As the coronavirus pandemic has spread around the world, young people working with charities, businesses, universities and grassroots community organisations have been playing their part in the fight against Covid-19.
Hanna Winter is more used to making the children in refugee camps laugh, rather than clowning around on a Zoom conference call.
But for the next month, she and three of her fellow Clowns without Borders performers are taking their act online to entertain children stuck in lockdown.
“When we go to refugee camps, the children there can’t go outside [the camp] so we bring the joy and laughter to them … sometimes you get thousands of people [young and old] turning up,” Winter says.
“This [online Clown Camp] is experimental for us – we’re dialling in from our separate homes and trying to generate that playfulness between the clowns and through the computer screen. But I’m really excited about it.”
Each week, the children will also be sent an easy-to-follow pack of activities and be encouraged to put on their own clown performances at home.
Just like Winter, some are focused on providing entertainment and distraction to children who can’t see their friends.
Others are using 3D printers to make protective equipment for hospitals, designing face masks with a clear panel so the deaf and hard of hearing can lip read, cooking food for the vulnerable and raising money for local food banks.
In China, 24-year-old Xian Lu went viral after she moved to Wuhan (the city where coronavirus is thought to have originated from) and cooked more than 20,000 meals for local medical staff in just 40 days.
World Health Organization experts have lauded South Korea’s success at limiting coronavirus infections, largely because of its extensive use of testing, social distancing and technology – including smartphone alerts informing people if they’ve previously come into contact with an infected person.
One of the tools distributing government data around regional infections, deaths and recoveries has been built by a group of middle school students in Daegu.
The website and app Corona Now has had more than 15 million page views and 110,000 downloads so far.
Lead developer, 15-year-old Choi Hyoung Bin, admits he’s never done anything like this before but was inspired to get involved after noticing the amount of misinformation swirling around the pandemic: “The government was reporting accurate information but because of fake news and rumours, it wasn’t getting through to citizens.
“We decided to make an application to report information in a fast and easy way,” he explains.
The need to tackle fake news about Covid-19 also forced Brian Toh to launch his startup early.
He had planned a May 2020 launch, after collecting user feedback in Beta mode, but quickly reprioritised the most important fixes to turn the free platform live in February.
Since then, users from as far afield as Argentina and Chile have posted questions on the site to be answered by verified doctors.
Questions such as whether you can have Covid-19 and not have a fever; what the impact of the virus is on pregnant women; and if it’s safe to go to a public park during the lockdown.
“We just knew we had to do something,” he adds about the decision to launch early.
“We had found [in Beta] that doctors don’t have a scalable way to educate the public en masse.

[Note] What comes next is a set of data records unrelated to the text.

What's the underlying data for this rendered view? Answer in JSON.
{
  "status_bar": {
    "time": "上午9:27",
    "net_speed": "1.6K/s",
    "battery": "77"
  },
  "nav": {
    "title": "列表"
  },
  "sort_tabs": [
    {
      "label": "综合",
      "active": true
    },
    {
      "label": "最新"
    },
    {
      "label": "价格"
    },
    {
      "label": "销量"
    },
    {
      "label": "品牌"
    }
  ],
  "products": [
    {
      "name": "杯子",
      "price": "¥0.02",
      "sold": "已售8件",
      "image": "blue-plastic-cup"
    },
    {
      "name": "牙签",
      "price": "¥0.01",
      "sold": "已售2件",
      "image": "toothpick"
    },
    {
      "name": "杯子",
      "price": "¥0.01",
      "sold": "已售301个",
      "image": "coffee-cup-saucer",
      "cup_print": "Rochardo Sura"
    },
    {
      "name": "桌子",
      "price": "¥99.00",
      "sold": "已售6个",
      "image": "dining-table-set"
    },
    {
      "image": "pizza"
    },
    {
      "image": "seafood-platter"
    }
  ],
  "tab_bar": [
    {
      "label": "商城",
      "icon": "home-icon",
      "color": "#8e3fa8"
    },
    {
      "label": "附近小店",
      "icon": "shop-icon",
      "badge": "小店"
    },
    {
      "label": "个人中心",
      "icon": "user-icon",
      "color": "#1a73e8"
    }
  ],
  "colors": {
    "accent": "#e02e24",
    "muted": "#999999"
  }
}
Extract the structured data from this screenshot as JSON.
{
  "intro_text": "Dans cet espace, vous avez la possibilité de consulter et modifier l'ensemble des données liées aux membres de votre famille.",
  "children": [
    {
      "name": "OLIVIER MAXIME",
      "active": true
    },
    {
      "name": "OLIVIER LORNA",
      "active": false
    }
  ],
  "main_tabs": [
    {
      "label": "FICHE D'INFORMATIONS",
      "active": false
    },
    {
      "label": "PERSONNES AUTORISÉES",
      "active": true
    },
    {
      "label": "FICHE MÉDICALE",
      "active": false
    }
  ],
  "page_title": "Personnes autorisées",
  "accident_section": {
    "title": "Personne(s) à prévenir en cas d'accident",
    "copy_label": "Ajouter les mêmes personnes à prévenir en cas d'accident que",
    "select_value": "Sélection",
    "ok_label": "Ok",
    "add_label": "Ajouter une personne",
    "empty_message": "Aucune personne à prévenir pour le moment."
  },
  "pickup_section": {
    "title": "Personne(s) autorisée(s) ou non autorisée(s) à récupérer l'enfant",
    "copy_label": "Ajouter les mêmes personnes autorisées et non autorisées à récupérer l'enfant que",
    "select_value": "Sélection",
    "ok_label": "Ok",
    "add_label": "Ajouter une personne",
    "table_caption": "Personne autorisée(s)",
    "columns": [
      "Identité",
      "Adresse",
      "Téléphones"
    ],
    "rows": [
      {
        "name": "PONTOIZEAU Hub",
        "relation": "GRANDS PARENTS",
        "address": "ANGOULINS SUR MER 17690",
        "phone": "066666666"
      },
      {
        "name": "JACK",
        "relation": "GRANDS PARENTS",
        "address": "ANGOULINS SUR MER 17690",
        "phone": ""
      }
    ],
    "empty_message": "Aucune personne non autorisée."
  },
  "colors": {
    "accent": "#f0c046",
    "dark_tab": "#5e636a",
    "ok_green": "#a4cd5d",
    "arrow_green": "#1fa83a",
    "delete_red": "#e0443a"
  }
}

Especially during times like these, you can really see how misinformation can really exacerbate the situation.”
As rumours spread of an imminent lockdown, shoppers in Singapore began to panic and stockpile toilet roll and instant noodles, with similar behaviour elsewhere around the world.
Other fake news circulating via social media and private messaging forums such as WhatsApp have included dangerous claims that runny noses aren’t a symptom of the virus, that children are immune, and that the virus will die in temperatures above 27℃.
“It’s hard for government bodies and health officials to infiltrate those social mediums,” Toh explains.
“Oftentimes people spread false claims in good faith. They just want to protect their loved ones. Hopefully, something like this will help people make sure the information they have is worth spreading.
“Any entrepreneur trying to launch something, there’s always an element of nerves about whether what they’re building is going to solve an issue or really help people,” he adds.
“So I’m quite pleased to see we’re actually able to do something to help. It’s really humbling.”
“It’s low-tech and low-cost, and the technical drawings of the device are available free of charge on our website,” 26-year-old Ignasi Plaza, one of the co-founders says.
“It has been really hectic and we have had to accelerate a process that would have probably taken us around a year to get right.
“[But] the medical community has been very keen on helping us and in just 15 days we got to a version that [after an additional week] received authorisation from the health authorities to be used with Covid-19 patients.”
It’s been an incredible journey – with more than 5,000 people worldwide collaborating on the project and around 60 different countries expressing interest in manufacturing the emergency ventilators.
In Spain, SEAT is handling the manufacturing of the devices, which are already being delivered to hospitals all over the country.
What’s driven Plaza and the team, he says, is a feeling of duty towards society.
“We knew what the potential impact of the virus could be and we had the capacity and the right tools to do something about it. We are in a critical situation and I really feel that in order to defeat this virus, we need to support each other and work together.”
Written By: Emma Sheppard – a freelance journalist and editor covering business sectors, current affairs, lifestyle and travel – @Emmalousheppard
Images Copyright – Images supplied by the interviewees / I Am New Generation Magazine